Apprenticeship starts are down by 61 per cent after the introduction of a levy, according to new analysis.
Provisional figures for 1 May to 31 July 2017, which is the first quarter after the levy was introduced, showed apprenticeship starts fell to 43,600 from 113,000 over the same period in the year before.
The financial advice apprenticeship received approval last year, with funding of £9,000 available, but the Personal Finance Society has said two cohorts of apprentices had to be put on hold due to confusion over the government funding.
Keith Richards, chief executive of the PFS, said the appetite and demand for apprenticeships will grow over the next few years, despite reports that numbers are down compared to last year.
He said: “The new levy has caused some temporary stalling by large employers, which has contributed to the drop, coupled with confusion earlier in the year about government funding allocation levels.
“The PFS has seen unprecedented demand for its newly launched ‘Aspire’ apprenticeship programme but has had to delay the start for some training cohorts due to uncertainty over the funding allocation.
“Some smaller training suppliers have also deferred implementation until funding becomes available next year.
“However, the clearly evident demand for financial planning and need for succession provisions will drive future demand for apprentices even higher.”
Figures released by the Department for Education and the Office for National Statistics revealed that in the previous quarter there was a 47 per cent year-on-year increase from 118,800 in between February and April 2016 to 174,100 in the same period this year.
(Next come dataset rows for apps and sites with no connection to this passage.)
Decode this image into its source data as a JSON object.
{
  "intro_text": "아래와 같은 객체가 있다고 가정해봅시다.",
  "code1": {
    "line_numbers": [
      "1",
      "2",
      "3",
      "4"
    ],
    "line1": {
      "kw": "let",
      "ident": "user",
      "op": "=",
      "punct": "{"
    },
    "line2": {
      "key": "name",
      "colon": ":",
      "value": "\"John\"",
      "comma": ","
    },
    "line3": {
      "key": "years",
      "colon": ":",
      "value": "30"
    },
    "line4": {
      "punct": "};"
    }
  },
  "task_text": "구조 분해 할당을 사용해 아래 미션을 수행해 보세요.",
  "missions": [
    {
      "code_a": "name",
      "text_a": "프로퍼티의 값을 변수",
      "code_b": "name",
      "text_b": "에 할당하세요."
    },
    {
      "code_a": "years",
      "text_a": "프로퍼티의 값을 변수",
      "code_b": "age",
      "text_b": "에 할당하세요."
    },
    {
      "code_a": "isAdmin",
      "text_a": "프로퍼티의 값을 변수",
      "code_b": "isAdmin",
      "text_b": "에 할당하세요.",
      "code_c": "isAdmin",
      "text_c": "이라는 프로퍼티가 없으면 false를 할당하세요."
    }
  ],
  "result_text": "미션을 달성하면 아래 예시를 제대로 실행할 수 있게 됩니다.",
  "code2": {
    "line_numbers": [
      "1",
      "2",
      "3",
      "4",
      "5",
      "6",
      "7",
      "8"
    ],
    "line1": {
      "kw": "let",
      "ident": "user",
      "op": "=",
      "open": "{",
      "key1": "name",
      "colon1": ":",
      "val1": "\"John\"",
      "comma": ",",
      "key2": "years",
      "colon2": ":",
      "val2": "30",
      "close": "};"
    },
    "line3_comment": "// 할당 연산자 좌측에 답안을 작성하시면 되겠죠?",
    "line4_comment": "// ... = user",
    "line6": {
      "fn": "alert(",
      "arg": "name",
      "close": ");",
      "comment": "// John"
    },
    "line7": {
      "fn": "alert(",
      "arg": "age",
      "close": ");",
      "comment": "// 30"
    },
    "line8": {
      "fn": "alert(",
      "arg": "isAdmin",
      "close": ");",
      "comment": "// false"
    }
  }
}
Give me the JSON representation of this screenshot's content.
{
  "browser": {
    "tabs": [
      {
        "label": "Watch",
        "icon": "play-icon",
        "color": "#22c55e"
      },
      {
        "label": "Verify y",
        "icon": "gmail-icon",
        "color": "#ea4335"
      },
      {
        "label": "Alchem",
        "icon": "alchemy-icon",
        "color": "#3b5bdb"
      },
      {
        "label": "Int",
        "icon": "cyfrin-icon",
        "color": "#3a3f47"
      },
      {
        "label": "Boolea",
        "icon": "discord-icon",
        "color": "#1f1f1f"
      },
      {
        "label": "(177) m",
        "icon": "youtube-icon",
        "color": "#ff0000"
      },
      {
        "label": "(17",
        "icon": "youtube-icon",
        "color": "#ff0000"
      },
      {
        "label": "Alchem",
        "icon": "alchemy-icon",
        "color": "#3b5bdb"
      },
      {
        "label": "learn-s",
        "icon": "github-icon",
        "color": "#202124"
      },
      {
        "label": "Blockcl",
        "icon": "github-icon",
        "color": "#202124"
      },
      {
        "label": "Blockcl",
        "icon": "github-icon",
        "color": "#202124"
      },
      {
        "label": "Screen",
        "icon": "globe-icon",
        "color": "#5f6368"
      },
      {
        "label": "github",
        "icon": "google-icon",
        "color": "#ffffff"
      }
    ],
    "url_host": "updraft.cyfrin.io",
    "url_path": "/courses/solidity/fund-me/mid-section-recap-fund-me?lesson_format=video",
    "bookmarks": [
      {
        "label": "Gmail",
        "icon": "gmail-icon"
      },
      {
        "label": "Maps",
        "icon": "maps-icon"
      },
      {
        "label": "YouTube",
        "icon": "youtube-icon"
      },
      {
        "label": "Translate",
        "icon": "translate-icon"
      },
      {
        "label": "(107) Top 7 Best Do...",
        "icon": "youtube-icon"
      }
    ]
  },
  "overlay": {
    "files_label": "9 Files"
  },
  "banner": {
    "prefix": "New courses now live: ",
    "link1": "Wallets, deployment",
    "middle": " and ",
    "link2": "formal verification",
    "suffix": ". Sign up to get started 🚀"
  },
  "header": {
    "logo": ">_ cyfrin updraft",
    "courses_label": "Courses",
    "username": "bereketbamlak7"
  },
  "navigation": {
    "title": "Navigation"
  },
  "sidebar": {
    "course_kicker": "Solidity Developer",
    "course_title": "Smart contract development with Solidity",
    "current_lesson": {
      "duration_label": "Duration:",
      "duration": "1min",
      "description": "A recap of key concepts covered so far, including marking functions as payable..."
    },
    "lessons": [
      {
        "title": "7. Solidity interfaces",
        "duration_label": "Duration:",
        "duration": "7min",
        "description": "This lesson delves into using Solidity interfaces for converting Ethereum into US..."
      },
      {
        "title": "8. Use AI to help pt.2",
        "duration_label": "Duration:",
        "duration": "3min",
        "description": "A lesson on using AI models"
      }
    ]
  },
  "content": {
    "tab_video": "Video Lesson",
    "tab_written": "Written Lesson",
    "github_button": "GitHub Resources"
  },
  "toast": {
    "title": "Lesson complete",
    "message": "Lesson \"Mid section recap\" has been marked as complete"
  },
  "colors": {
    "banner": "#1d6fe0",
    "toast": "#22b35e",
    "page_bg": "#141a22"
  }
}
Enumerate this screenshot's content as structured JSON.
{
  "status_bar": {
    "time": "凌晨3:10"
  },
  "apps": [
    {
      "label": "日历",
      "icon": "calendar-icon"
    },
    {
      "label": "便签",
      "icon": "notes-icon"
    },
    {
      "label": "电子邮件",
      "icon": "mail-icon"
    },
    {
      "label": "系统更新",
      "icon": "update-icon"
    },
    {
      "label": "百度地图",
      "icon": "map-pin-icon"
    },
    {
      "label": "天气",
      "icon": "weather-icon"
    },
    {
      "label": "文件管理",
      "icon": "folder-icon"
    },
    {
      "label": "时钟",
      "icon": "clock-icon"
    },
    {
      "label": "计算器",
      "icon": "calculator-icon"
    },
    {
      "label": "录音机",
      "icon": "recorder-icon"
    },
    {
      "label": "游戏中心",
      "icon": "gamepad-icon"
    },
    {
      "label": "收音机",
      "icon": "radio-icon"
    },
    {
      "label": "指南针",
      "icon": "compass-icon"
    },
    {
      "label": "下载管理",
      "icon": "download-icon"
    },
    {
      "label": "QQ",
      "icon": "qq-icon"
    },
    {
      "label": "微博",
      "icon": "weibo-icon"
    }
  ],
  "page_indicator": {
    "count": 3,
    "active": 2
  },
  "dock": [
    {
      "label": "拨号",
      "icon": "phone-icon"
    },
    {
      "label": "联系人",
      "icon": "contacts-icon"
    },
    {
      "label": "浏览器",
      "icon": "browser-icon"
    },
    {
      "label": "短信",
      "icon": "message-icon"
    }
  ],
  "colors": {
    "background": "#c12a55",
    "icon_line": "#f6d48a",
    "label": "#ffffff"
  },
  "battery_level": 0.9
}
The findings were published in the 28-page report on further education and skills in England, which also revealed that year on year, the number of apprenticeship starts at intermediate level has dropped by more than 10 per cent.
While the overall number of starts dropped by 2.5 per cent, from 503,700 in 2015 to 2016 to 491,300 in 2016 to 2017, based on provisional full-year data that reduction is largely due to a 10.1 per cent drop in intermediate level starts.
Neil Carberry, managing director for people policy at Confederation of British Industry, said: “This disappointing data will come as no surprise to companies, who have repeatedly made clear that the current design of the apprenticeship levy system is not effective.
“Businesses believe in apprenticeships but there can be no argument now - reform of the levy system is needed urgently to ensure its success.”
He added firms are still having to adjust to the new system against difficult timescales, but the challenges of the levy run deeper than just a timing issue.
He said: “There is still time to get the levy right but this needs real urgency.
“The government must invest now in the Department for Education’s commercial skills, work with firms to build a better understanding of how businesses will react to policies, and empower the Institute for Apprenticeships to challenge underperforming aspects of system design.”